The measure should be continuous , so that changing the values of the probabilities by a very small amount should only change the entropy by a small amount. The measure should be unchanged if the outcomes x i are re-ordered. The measure should be maximal if all the outcomes are equally likely uncertainty is highest when all possible events are equiprobable. For continuous random variables, the multivariate Gaussian is the distribution with maximum differential entropy.

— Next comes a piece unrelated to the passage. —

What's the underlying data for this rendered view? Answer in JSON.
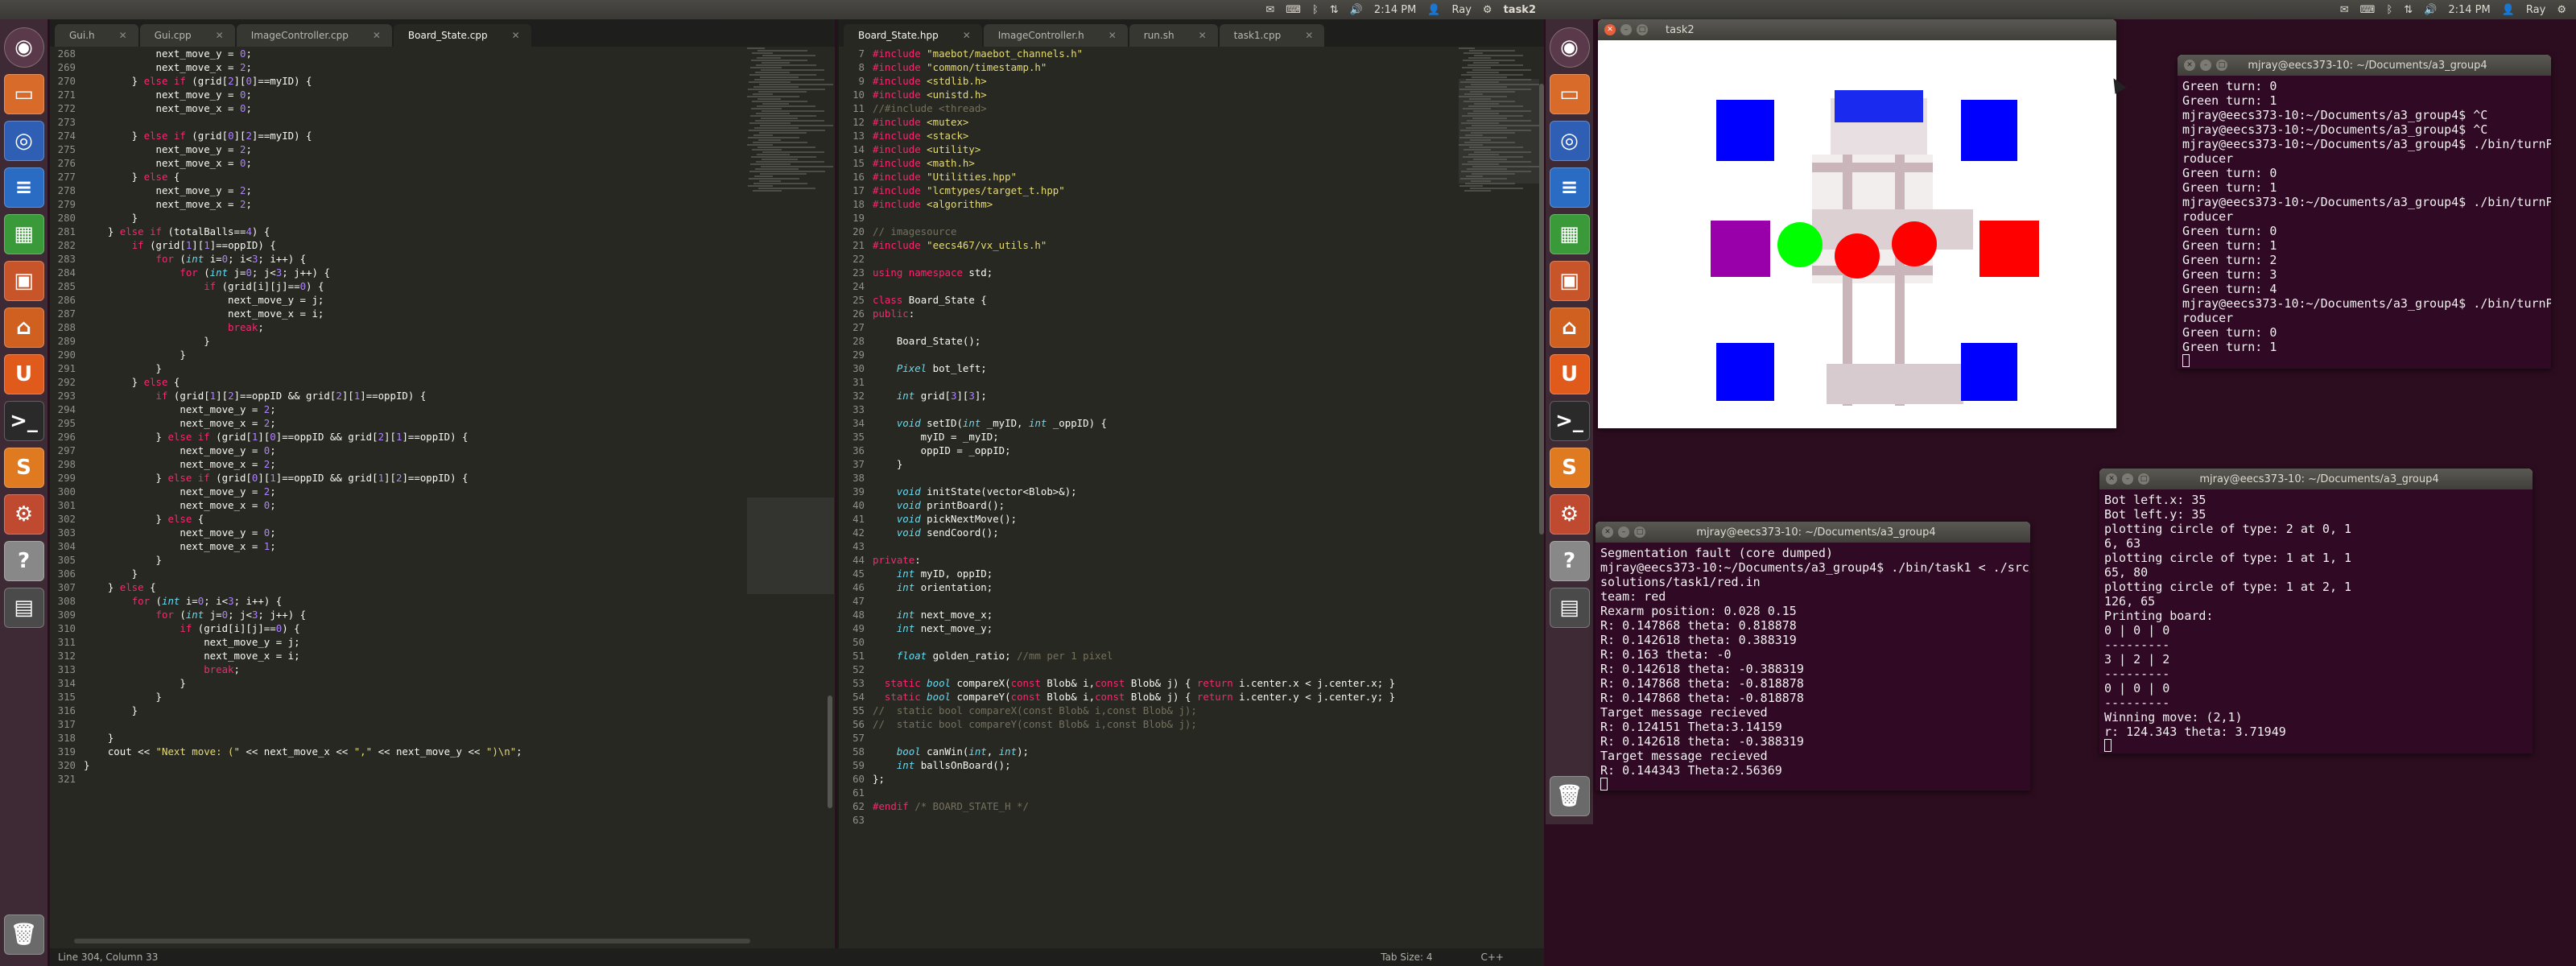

The amount of entropy should be independent of how the process is regarded as being divided into parts. This last functional relationship characterizes the entropy of a system with sub-systems. It demands that the entropy of a system can be calculated from the entropies of its sub-systems if the interactions between the sub-systems are known. Given an ensemble of n uniformly distributed elements that are divided into k boxes sub-systems with b 1 , This implies that the efficiency of a source alphabet with n symbols can be defined simply as being equal to its n -ary entropy.

See also Redundancy information theory. The Shannon entropy satisfies the following properties, for some of which it is useful to interpret entropy as the amount of information learned or uncertainty eliminated by revealing the value of a random variable X :. The Shannon entropy is restricted to random variables taking discrete values. This formula is usually referred to as the continuous entropy , or differential entropy. Although the analogy between both functions is suggestive, the following question must be set: is the differential entropy a valid extension of the Shannon discrete entropy?

In order to obtain a generally finite measure as the bin size goes to zero. In the discrete case, the bin size is the implicit width of each of the n finite or infinite bins whose probabilities are denoted by p n. As the continuous domain is generalised, the width must be made explicit. By the mean-value theorem there exists a value x i in each bin such that. Rather, it differs from the limit of the Shannon entropy by an infinite offset see also the article on information dimension.

It turns out as a result that, unlike the Shannon entropy, the differential entropy is not in general a good measure of uncertainty or information. For example, the differential entropy can be negative; also it is not invariant under continuous co-ordinate transformations. This problem may be illustrated by a change of units when x is a dimensioned variable.

The argument of the logarithm must be dimensionless, otherwise it is improper, so that the differential entropy as given above will be improper. This is expected, continuous variables would typically have infinite entropy when discretized. The limiting density of discrete points is really a measure of how much easier a distribution is to describe than a distribution that is uniform over its quantization scheme.

Another useful measure of entropy that works equally well in the discrete and the continuous case is the relative entropy of a distribution. It is defined as the Kullback—Leibler divergence from the distribution to a reference measure m as follows.